Web page and app entries
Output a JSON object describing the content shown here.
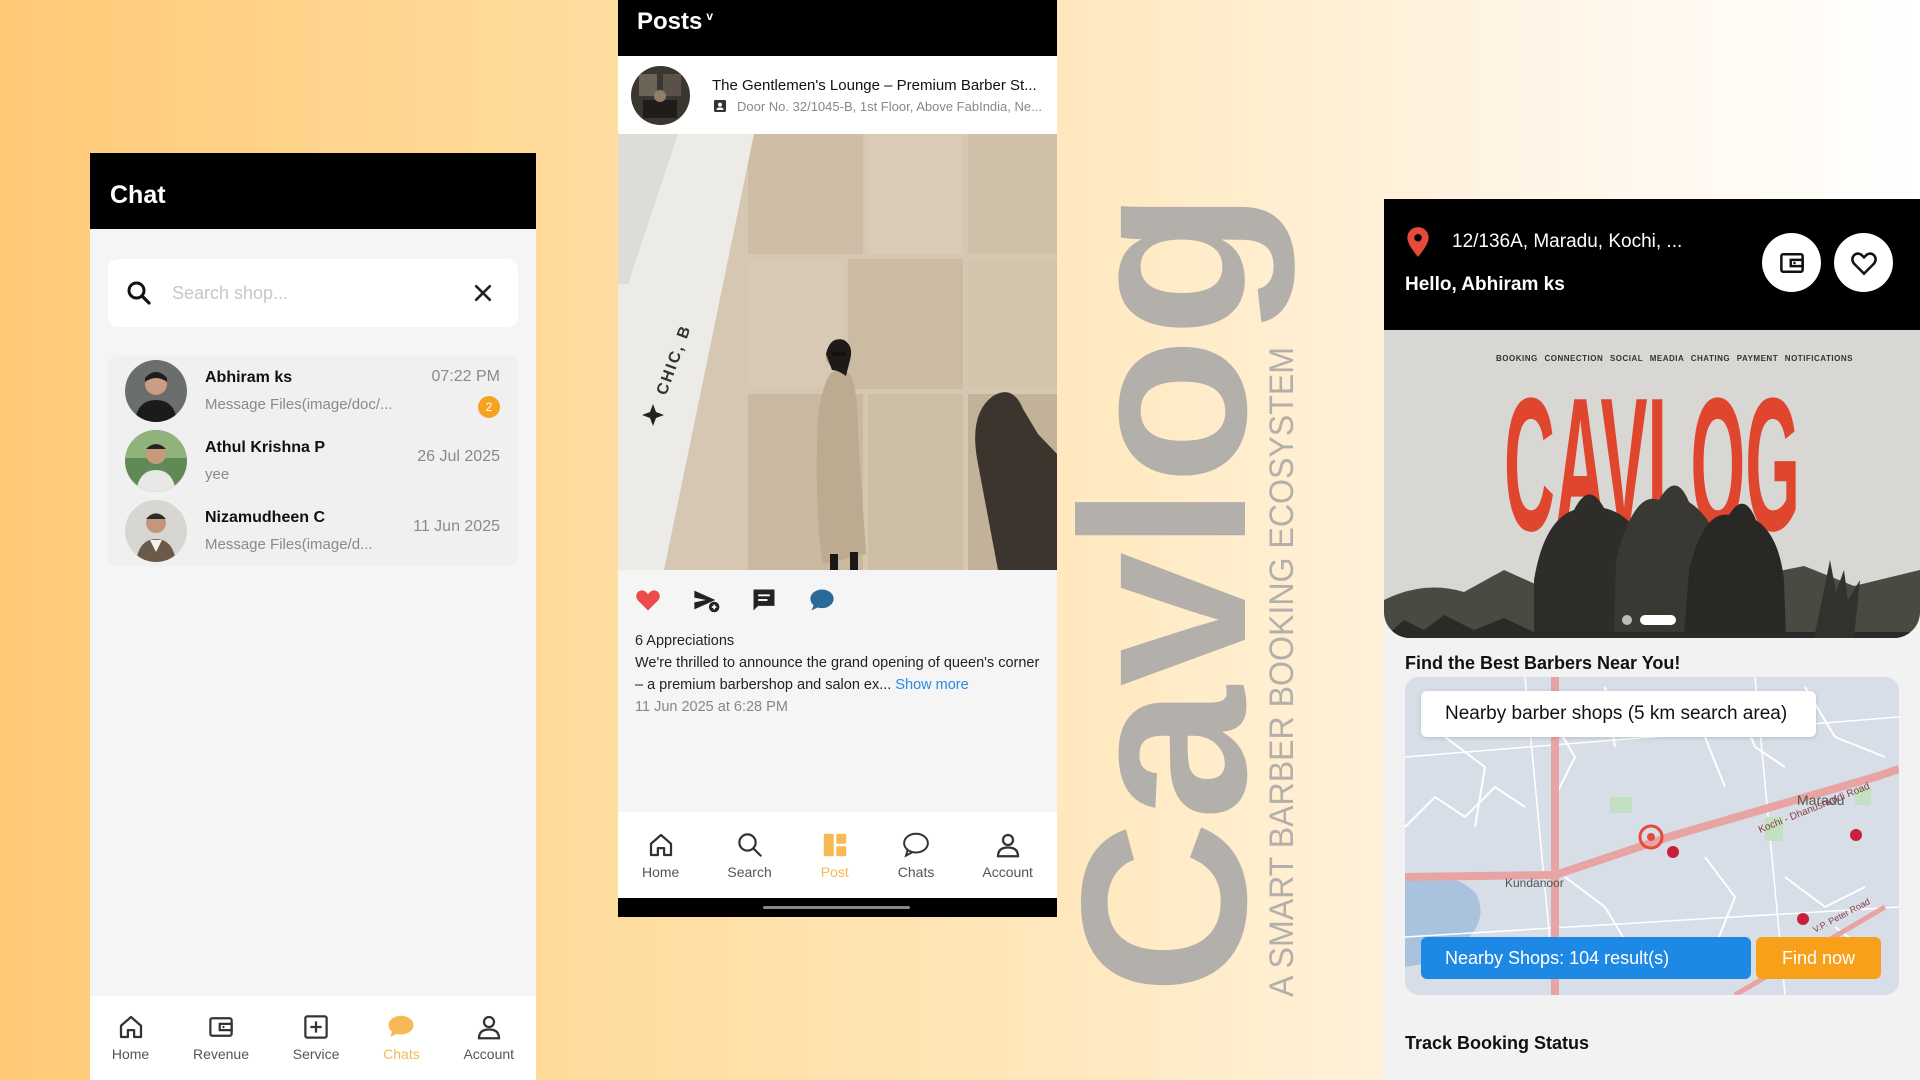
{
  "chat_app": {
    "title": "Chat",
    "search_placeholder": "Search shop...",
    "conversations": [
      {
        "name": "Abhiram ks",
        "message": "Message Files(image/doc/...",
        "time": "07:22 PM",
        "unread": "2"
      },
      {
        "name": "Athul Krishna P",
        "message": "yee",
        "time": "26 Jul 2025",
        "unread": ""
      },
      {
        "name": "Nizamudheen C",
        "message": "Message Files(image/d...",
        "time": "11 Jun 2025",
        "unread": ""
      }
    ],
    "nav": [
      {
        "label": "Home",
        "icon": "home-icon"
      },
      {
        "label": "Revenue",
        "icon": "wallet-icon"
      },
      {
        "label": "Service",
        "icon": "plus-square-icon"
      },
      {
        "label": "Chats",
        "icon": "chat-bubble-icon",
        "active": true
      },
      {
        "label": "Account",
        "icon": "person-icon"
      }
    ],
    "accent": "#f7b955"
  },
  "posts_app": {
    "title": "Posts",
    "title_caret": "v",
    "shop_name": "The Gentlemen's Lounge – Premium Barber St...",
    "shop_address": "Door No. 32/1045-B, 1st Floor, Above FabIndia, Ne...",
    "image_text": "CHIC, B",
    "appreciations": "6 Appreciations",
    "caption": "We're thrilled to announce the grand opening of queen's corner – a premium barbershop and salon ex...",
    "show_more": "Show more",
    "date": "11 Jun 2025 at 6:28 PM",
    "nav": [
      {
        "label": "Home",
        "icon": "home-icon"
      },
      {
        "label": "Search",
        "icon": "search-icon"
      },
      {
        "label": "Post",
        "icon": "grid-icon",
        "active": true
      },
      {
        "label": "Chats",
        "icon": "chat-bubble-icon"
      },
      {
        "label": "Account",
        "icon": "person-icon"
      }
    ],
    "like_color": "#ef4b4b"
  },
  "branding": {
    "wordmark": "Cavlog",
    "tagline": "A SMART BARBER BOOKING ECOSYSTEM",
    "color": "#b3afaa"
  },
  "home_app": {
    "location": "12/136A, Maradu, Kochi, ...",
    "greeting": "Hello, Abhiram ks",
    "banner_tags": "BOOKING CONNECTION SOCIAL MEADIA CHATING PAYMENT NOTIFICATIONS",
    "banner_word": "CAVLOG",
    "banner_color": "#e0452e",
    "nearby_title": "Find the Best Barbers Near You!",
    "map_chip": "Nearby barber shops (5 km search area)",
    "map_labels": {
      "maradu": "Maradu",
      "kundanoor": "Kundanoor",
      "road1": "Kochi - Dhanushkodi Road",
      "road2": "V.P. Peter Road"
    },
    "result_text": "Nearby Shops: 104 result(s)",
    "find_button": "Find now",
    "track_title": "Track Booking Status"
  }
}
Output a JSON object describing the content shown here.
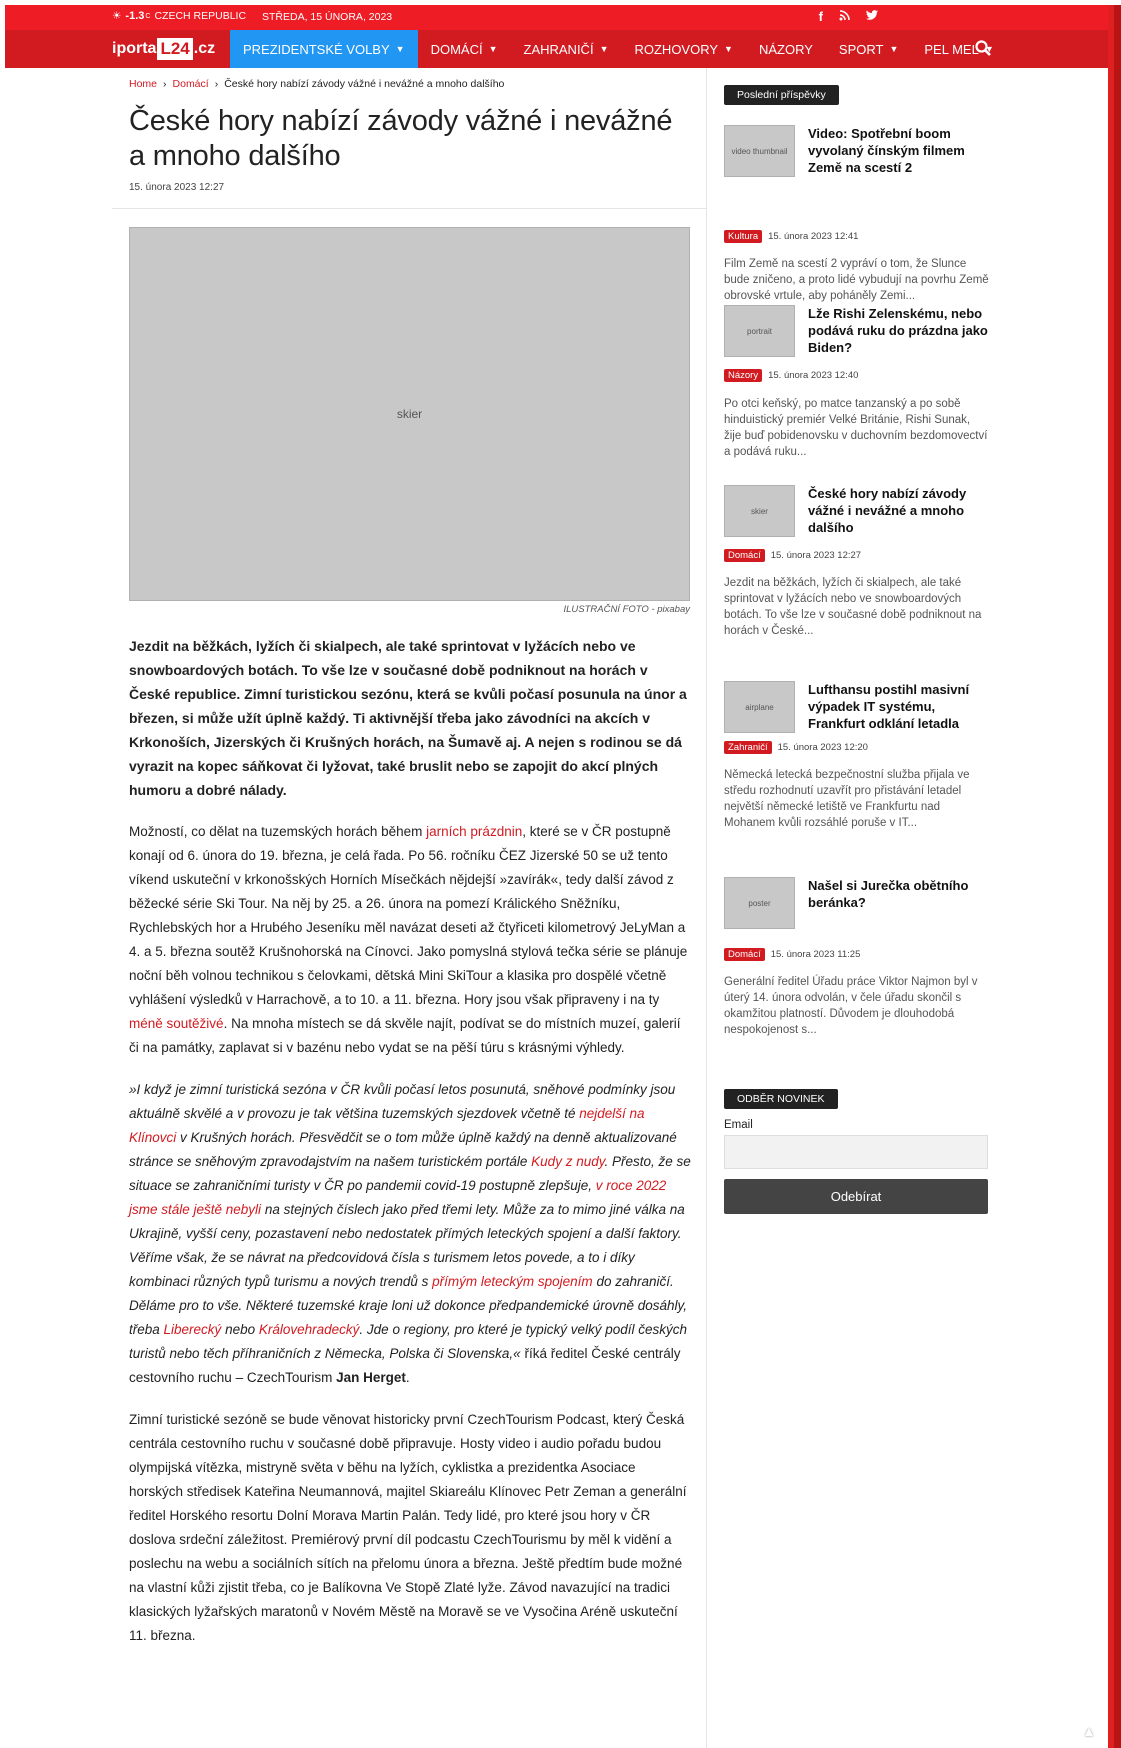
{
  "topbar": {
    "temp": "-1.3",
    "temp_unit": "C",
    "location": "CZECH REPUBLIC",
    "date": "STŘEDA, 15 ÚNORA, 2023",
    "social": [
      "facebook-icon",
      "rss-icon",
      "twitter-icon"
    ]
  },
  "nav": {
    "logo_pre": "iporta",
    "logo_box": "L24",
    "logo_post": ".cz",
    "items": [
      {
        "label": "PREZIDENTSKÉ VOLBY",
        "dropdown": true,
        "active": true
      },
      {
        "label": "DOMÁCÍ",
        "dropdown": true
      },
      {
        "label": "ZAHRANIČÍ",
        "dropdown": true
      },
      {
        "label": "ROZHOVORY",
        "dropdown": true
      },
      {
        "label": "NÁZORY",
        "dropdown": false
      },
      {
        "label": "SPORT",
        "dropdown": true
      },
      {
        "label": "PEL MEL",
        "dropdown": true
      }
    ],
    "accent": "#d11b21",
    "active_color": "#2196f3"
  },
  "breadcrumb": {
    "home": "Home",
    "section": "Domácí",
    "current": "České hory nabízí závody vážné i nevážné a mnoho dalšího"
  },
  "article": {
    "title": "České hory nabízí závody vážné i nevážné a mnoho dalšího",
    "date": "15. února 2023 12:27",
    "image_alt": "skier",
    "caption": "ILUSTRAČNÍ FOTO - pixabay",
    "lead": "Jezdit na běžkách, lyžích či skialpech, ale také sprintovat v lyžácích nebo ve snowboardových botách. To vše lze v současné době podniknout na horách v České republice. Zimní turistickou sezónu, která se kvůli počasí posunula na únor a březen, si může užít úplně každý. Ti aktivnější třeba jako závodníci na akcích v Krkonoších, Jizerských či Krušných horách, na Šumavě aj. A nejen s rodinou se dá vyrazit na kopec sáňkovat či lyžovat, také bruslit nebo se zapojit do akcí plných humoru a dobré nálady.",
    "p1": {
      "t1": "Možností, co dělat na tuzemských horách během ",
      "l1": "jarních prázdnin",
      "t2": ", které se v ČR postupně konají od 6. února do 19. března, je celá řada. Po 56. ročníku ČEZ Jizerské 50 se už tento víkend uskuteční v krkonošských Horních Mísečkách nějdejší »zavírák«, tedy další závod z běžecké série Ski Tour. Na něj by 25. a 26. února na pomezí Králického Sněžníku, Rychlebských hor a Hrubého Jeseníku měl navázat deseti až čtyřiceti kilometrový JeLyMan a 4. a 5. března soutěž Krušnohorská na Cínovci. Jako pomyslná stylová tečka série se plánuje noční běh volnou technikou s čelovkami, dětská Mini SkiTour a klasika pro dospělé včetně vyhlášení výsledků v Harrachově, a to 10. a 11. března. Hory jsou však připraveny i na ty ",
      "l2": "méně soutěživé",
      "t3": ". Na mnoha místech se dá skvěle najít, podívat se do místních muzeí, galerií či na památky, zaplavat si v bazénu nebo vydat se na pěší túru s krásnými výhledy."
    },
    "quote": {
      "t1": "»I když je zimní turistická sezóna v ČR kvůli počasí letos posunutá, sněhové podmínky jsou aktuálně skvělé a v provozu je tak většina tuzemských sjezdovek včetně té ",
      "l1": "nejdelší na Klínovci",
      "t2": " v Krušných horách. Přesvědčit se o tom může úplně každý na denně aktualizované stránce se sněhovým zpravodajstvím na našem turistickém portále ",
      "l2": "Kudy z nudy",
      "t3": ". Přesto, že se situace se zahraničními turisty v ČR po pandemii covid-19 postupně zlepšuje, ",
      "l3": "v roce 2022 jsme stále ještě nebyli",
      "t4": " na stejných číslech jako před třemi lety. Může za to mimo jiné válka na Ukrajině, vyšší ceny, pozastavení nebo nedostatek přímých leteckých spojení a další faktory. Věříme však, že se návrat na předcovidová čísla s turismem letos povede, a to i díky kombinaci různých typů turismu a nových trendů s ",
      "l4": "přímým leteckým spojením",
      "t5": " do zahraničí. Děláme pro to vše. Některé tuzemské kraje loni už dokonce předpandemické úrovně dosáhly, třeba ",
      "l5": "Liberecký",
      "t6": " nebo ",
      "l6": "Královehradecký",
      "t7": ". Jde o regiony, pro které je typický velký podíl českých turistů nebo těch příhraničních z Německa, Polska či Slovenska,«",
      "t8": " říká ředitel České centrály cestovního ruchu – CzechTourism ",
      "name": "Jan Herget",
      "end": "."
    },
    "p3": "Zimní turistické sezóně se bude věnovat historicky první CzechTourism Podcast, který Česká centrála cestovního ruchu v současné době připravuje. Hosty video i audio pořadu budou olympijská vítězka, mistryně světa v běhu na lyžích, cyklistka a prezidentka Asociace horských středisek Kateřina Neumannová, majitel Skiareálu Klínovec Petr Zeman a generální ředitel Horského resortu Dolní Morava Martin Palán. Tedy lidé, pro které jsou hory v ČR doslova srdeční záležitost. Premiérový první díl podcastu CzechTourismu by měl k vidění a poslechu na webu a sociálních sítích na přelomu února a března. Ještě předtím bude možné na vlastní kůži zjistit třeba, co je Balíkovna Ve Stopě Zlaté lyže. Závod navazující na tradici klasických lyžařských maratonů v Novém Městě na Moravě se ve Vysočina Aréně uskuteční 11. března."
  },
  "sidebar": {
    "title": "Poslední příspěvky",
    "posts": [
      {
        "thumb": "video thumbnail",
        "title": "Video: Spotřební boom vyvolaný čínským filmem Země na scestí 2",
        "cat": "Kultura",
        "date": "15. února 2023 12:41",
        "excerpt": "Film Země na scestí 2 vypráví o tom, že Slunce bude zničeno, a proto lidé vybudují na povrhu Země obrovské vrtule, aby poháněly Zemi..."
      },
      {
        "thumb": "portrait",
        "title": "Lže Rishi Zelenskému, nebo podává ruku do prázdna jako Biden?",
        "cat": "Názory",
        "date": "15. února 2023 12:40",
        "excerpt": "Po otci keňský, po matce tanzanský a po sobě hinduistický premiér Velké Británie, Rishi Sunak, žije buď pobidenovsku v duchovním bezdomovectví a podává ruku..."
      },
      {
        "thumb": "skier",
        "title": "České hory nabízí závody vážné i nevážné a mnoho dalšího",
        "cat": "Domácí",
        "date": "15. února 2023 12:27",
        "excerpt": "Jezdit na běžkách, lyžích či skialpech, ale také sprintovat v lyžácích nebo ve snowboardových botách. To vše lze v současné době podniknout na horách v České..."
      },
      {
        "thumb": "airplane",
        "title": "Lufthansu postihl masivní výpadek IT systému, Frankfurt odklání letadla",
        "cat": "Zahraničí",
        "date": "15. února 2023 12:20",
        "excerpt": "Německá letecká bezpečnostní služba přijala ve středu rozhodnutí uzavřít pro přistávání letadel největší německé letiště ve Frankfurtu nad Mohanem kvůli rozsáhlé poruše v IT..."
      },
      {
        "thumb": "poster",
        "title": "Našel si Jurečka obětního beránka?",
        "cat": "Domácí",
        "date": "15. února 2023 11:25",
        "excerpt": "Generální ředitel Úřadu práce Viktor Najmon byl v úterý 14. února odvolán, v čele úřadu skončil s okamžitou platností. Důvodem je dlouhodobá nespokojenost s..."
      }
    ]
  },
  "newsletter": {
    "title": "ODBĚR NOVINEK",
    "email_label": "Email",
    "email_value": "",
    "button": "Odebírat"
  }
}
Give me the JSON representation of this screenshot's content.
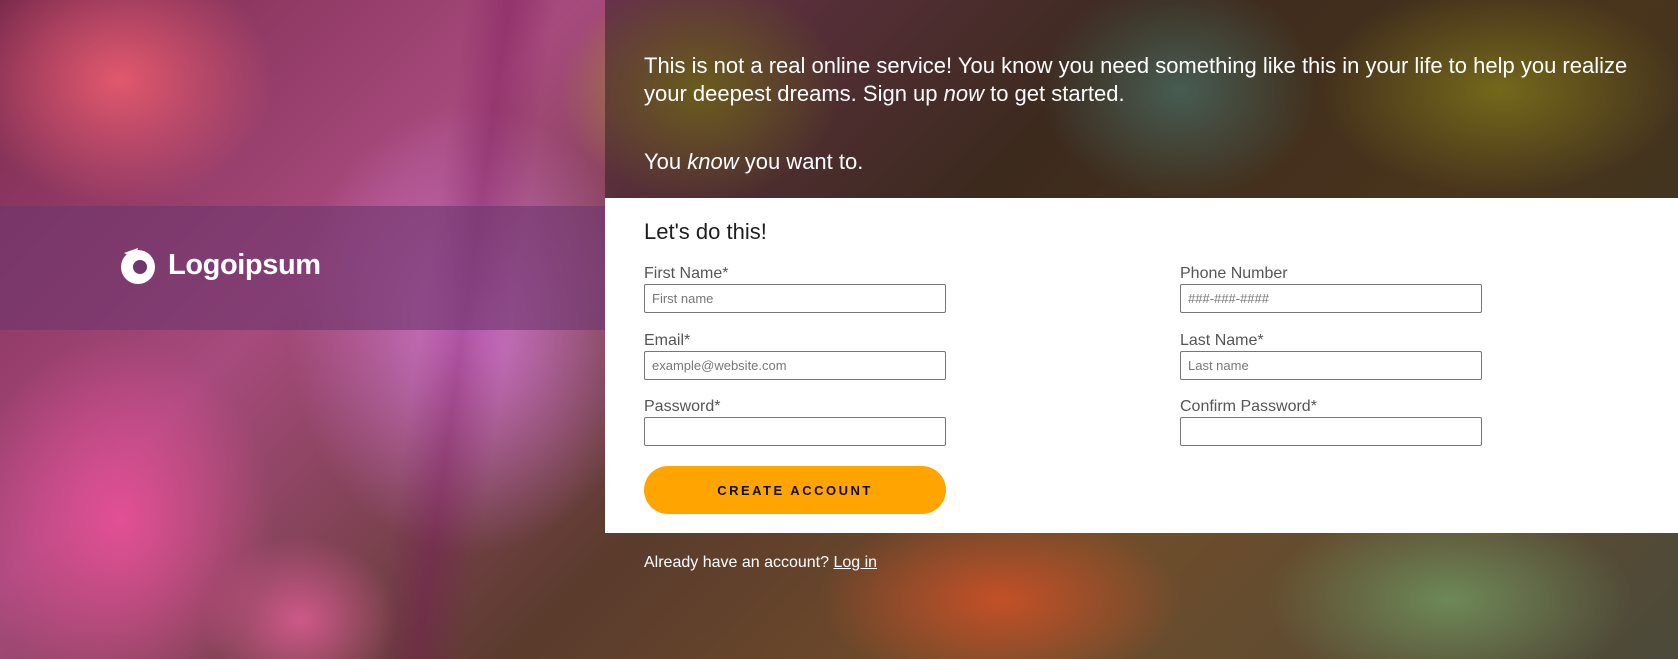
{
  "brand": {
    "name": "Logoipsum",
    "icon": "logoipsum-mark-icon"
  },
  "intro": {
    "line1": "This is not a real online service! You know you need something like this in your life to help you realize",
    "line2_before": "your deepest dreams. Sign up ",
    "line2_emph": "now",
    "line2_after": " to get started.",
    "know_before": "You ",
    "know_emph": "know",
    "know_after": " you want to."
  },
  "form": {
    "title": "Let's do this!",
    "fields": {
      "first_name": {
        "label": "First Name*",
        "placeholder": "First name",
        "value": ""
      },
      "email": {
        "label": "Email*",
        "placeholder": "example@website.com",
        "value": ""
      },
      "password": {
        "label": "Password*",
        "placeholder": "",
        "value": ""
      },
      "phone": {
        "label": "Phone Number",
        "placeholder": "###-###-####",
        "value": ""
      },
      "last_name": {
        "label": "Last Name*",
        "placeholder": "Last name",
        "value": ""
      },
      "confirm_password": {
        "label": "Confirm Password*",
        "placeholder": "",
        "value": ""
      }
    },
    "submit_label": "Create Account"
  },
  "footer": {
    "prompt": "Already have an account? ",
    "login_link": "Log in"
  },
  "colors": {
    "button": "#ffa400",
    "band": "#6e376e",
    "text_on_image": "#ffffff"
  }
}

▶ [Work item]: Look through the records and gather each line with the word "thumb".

▶ [Answer to this exercise]:
        "thumb": "video thumbnail",
        "thumb": "portrait",
        "thumb": "skier",
        "thumb": "airplane",
        "thumb": "poster",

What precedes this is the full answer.